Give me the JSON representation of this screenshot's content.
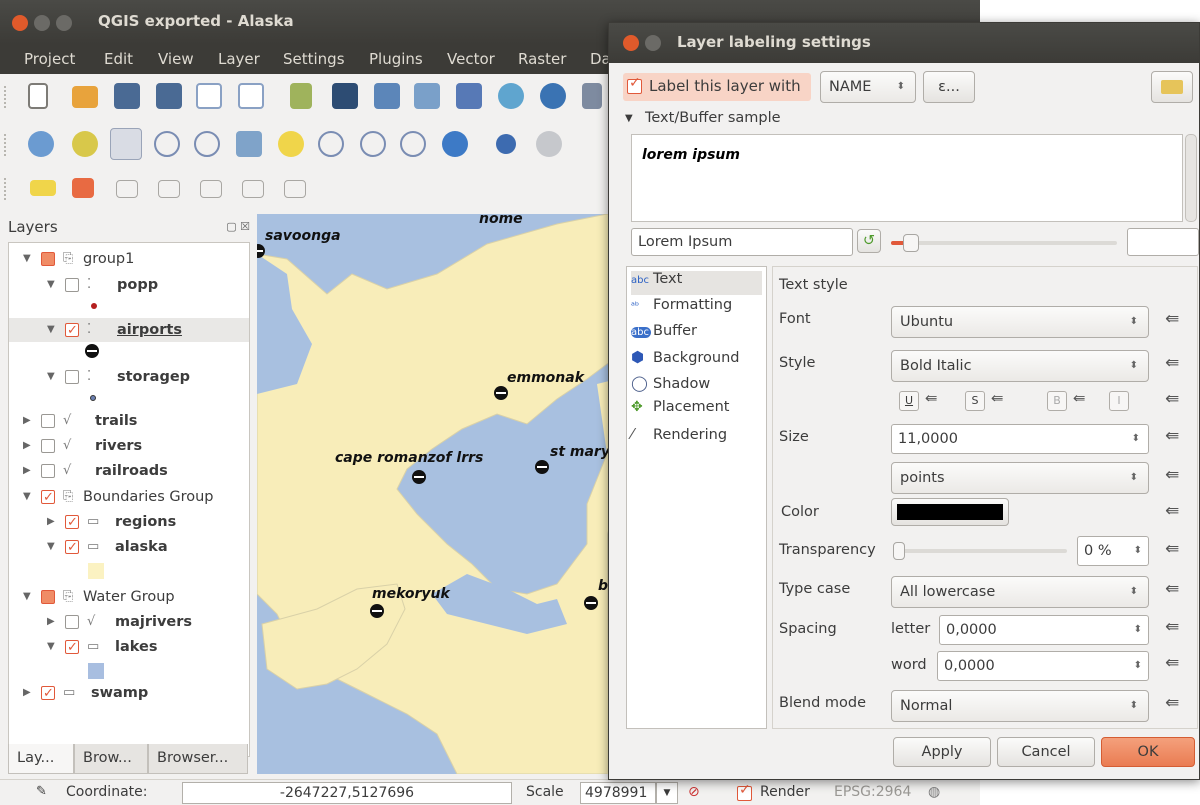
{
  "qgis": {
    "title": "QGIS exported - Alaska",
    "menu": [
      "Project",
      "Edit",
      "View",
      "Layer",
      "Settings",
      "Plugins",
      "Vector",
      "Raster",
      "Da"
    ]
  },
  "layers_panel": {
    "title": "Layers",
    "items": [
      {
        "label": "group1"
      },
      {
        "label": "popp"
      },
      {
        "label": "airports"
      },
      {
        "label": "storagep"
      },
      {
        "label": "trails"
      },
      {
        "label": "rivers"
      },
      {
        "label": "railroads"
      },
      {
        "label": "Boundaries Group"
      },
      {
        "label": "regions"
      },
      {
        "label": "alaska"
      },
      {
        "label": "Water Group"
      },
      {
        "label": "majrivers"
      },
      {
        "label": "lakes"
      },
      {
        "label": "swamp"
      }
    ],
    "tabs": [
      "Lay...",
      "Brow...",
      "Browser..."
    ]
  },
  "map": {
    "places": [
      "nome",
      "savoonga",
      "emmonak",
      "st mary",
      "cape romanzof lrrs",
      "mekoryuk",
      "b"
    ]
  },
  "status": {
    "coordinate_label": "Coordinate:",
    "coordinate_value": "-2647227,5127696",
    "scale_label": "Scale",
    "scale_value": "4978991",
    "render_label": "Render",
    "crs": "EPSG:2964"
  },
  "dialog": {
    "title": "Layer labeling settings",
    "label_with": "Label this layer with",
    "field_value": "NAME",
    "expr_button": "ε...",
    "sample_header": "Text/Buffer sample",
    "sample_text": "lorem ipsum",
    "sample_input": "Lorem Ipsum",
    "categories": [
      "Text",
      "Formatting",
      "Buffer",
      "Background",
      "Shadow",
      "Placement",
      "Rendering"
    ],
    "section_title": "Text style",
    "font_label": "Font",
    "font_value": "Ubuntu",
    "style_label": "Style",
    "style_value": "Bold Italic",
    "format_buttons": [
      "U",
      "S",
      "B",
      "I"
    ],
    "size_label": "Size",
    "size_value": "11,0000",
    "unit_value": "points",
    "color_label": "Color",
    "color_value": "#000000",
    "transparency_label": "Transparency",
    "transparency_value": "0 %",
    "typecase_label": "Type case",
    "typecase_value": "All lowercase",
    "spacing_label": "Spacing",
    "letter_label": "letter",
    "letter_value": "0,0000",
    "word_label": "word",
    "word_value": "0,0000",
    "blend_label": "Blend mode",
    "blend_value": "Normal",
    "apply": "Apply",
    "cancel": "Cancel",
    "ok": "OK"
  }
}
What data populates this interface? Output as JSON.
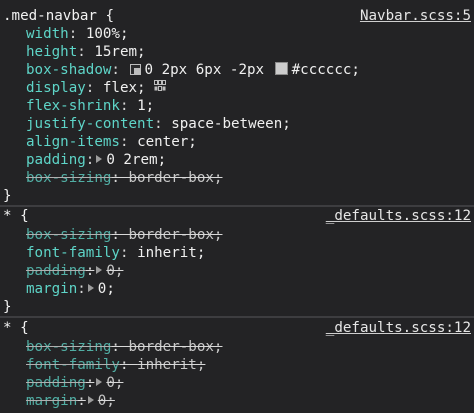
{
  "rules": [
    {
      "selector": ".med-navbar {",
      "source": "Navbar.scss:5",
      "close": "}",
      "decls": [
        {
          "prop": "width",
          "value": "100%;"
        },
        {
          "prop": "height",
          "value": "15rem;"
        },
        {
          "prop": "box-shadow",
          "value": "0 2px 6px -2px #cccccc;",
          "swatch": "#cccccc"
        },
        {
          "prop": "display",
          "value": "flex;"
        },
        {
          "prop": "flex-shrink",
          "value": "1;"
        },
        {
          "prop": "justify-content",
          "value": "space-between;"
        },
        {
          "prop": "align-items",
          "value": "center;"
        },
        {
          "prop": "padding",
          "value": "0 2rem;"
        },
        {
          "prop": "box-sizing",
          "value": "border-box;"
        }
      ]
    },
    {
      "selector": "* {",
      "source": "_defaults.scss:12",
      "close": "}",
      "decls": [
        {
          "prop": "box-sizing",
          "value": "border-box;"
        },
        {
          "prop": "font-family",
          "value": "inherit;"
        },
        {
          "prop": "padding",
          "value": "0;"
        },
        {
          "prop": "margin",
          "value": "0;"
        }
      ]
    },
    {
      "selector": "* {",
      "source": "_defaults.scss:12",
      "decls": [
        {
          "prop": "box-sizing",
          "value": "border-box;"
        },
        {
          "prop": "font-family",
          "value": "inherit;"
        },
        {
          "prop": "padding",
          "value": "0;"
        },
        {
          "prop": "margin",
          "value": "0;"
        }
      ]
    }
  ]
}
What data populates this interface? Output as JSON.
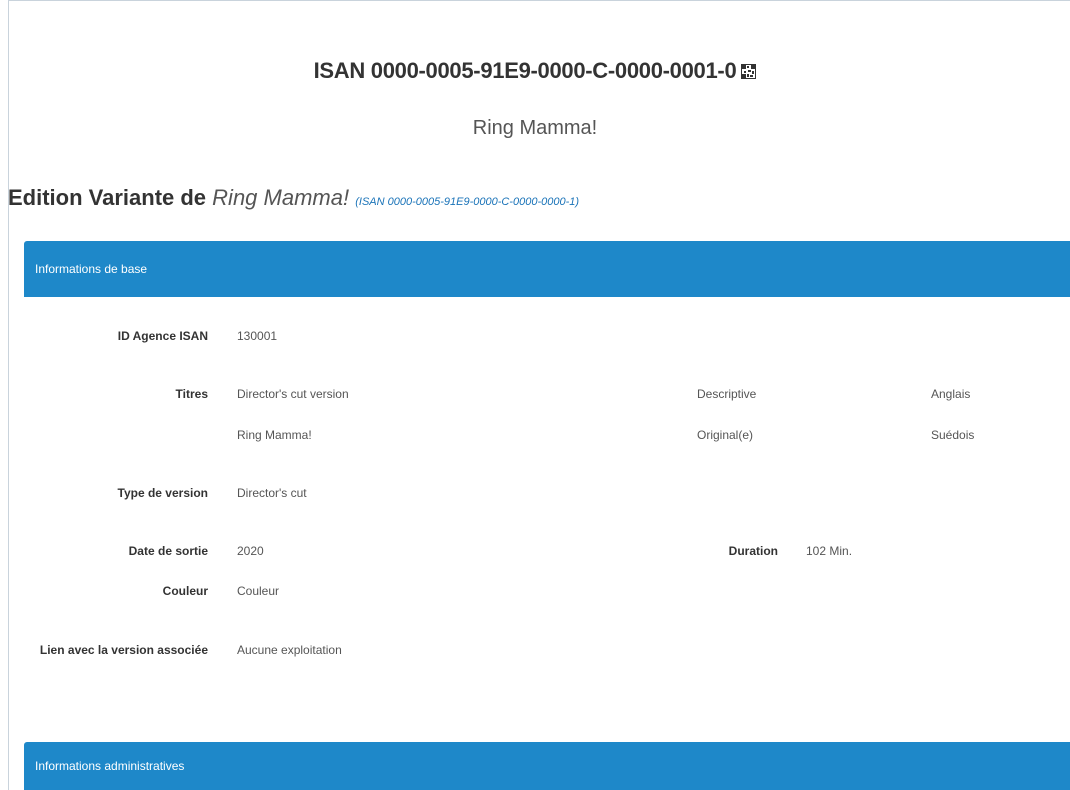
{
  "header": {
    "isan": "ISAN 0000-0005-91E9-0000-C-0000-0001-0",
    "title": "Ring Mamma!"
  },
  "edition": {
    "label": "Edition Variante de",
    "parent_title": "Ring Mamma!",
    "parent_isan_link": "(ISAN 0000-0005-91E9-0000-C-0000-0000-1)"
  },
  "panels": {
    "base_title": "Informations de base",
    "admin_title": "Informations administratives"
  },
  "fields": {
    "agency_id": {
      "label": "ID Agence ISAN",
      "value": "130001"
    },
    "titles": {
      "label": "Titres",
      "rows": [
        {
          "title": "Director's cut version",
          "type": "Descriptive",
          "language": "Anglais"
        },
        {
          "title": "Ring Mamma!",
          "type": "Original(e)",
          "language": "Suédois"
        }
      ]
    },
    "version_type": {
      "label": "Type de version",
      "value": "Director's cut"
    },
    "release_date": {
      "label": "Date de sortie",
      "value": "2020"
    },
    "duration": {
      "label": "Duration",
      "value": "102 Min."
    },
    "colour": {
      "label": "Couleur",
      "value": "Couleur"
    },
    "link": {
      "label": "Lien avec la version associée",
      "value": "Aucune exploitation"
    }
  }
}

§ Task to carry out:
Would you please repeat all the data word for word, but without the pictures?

§ Worked solution:
Give me the JSON representation of this screenshot's content.
{
  "qgis": {
    "title": "QGIS exported - Alaska",
    "menu": [
      "Project",
      "Edit",
      "View",
      "Layer",
      "Settings",
      "Plugins",
      "Vector",
      "Raster",
      "Da"
    ]
  },
  "layers_panel": {
    "title": "Layers",
    "items": [
      {
        "label": "group1"
      },
      {
        "label": "popp"
      },
      {
        "label": "airports"
      },
      {
        "label": "storagep"
      },
      {
        "label": "trails"
      },
      {
        "label": "rivers"
      },
      {
        "label": "railroads"
      },
      {
        "label": "Boundaries Group"
      },
      {
        "label": "regions"
      },
      {
        "label": "alaska"
      },
      {
        "label": "Water Group"
      },
      {
        "label": "majrivers"
      },
      {
        "label": "lakes"
      },
      {
        "label": "swamp"
      }
    ],
    "tabs": [
      "Lay...",
      "Brow...",
      "Browser..."
    ]
  },
  "map": {
    "places": [
      "nome",
      "savoonga",
      "emmonak",
      "st mary",
      "cape romanzof lrrs",
      "mekoryuk",
      "b"
    ]
  },
  "status": {
    "coordinate_label": "Coordinate:",
    "coordinate_value": "-2647227,5127696",
    "scale_label": "Scale",
    "scale_value": "4978991",
    "render_label": "Render",
    "crs": "EPSG:2964"
  },
  "dialog": {
    "title": "Layer labeling settings",
    "label_with": "Label this layer with",
    "field_value": "NAME",
    "expr_button": "ε...",
    "sample_header": "Text/Buffer sample",
    "sample_text": "lorem ipsum",
    "sample_input": "Lorem Ipsum",
    "categories": [
      "Text",
      "Formatting",
      "Buffer",
      "Background",
      "Shadow",
      "Placement",
      "Rendering"
    ],
    "section_title": "Text style",
    "font_label": "Font",
    "font_value": "Ubuntu",
    "style_label": "Style",
    "style_value": "Bold Italic",
    "format_buttons": [
      "U",
      "S",
      "B",
      "I"
    ],
    "size_label": "Size",
    "size_value": "11,0000",
    "unit_value": "points",
    "color_label": "Color",
    "color_value": "#000000",
    "transparency_label": "Transparency",
    "transparency_value": "0 %",
    "typecase_label": "Type case",
    "typecase_value": "All lowercase",
    "spacing_label": "Spacing",
    "letter_label": "letter",
    "letter_value": "0,0000",
    "word_label": "word",
    "word_value": "0,0000",
    "blend_label": "Blend mode",
    "blend_value": "Normal",
    "apply": "Apply",
    "cancel": "Cancel",
    "ok": "OK"
  }
}
What data populates this interface? Output as JSON.
{
  "rules": [
    {
      "selector": ".med-navbar {",
      "source": "Navbar.scss:5",
      "close": "}",
      "decls": [
        {
          "prop": "width",
          "value": "100%;"
        },
        {
          "prop": "height",
          "value": "15rem;"
        },
        {
          "prop": "box-shadow",
          "value": "0 2px 6px -2px #cccccc;",
          "swatch": "#cccccc"
        },
        {
          "prop": "display",
          "value": "flex;"
        },
        {
          "prop": "flex-shrink",
          "value": "1;"
        },
        {
          "prop": "justify-content",
          "value": "space-between;"
        },
        {
          "prop": "align-items",
          "value": "center;"
        },
        {
          "prop": "padding",
          "value": "0 2rem;"
        },
        {
          "prop": "box-sizing",
          "value": "border-box;"
        }
      ]
    },
    {
      "selector": "* {",
      "source": "_defaults.scss:12",
      "close": "}",
      "decls": [
        {
          "prop": "box-sizing",
          "value": "border-box;"
        },
        {
          "prop": "font-family",
          "value": "inherit;"
        },
        {
          "prop": "padding",
          "value": "0;"
        },
        {
          "prop": "margin",
          "value": "0;"
        }
      ]
    },
    {
      "selector": "* {",
      "source": "_defaults.scss:12",
      "decls": [
        {
          "prop": "box-sizing",
          "value": "border-box;"
        },
        {
          "prop": "font-family",
          "value": "inherit;"
        },
        {
          "prop": "padding",
          "value": "0;"
        },
        {
          "prop": "margin",
          "value": "0;"
        }
      ]
    }
  ]
}
What data populates this interface? Output as JSON.
{
  "header": {
    "isan": "ISAN 0000-0005-91E9-0000-C-0000-0001-0",
    "title": "Ring Mamma!"
  },
  "edition": {
    "label": "Edition Variante de",
    "parent_title": "Ring Mamma!",
    "parent_isan_link": "(ISAN 0000-0005-91E9-0000-C-0000-0000-1)"
  },
  "panels": {
    "base_title": "Informations de base",
    "admin_title": "Informations administratives"
  },
  "fields": {
    "agency_id": {
      "label": "ID Agence ISAN",
      "value": "130001"
    },
    "titles": {
      "label": "Titres",
      "rows": [
        {
          "title": "Director's cut version",
          "type": "Descriptive",
          "language": "Anglais"
        },
        {
          "title": "Ring Mamma!",
          "type": "Original(e)",
          "language": "Suédois"
        }
      ]
    },
    "version_type": {
      "label": "Type de version",
      "value": "Director's cut"
    },
    "release_date": {
      "label": "Date de sortie",
      "value": "2020"
    },
    "duration": {
      "label": "Duration",
      "value": "102 Min."
    },
    "colour": {
      "label": "Couleur",
      "value": "Couleur"
    },
    "link": {
      "label": "Lien avec la version associée",
      "value": "Aucune exploitation"
    }
  }
}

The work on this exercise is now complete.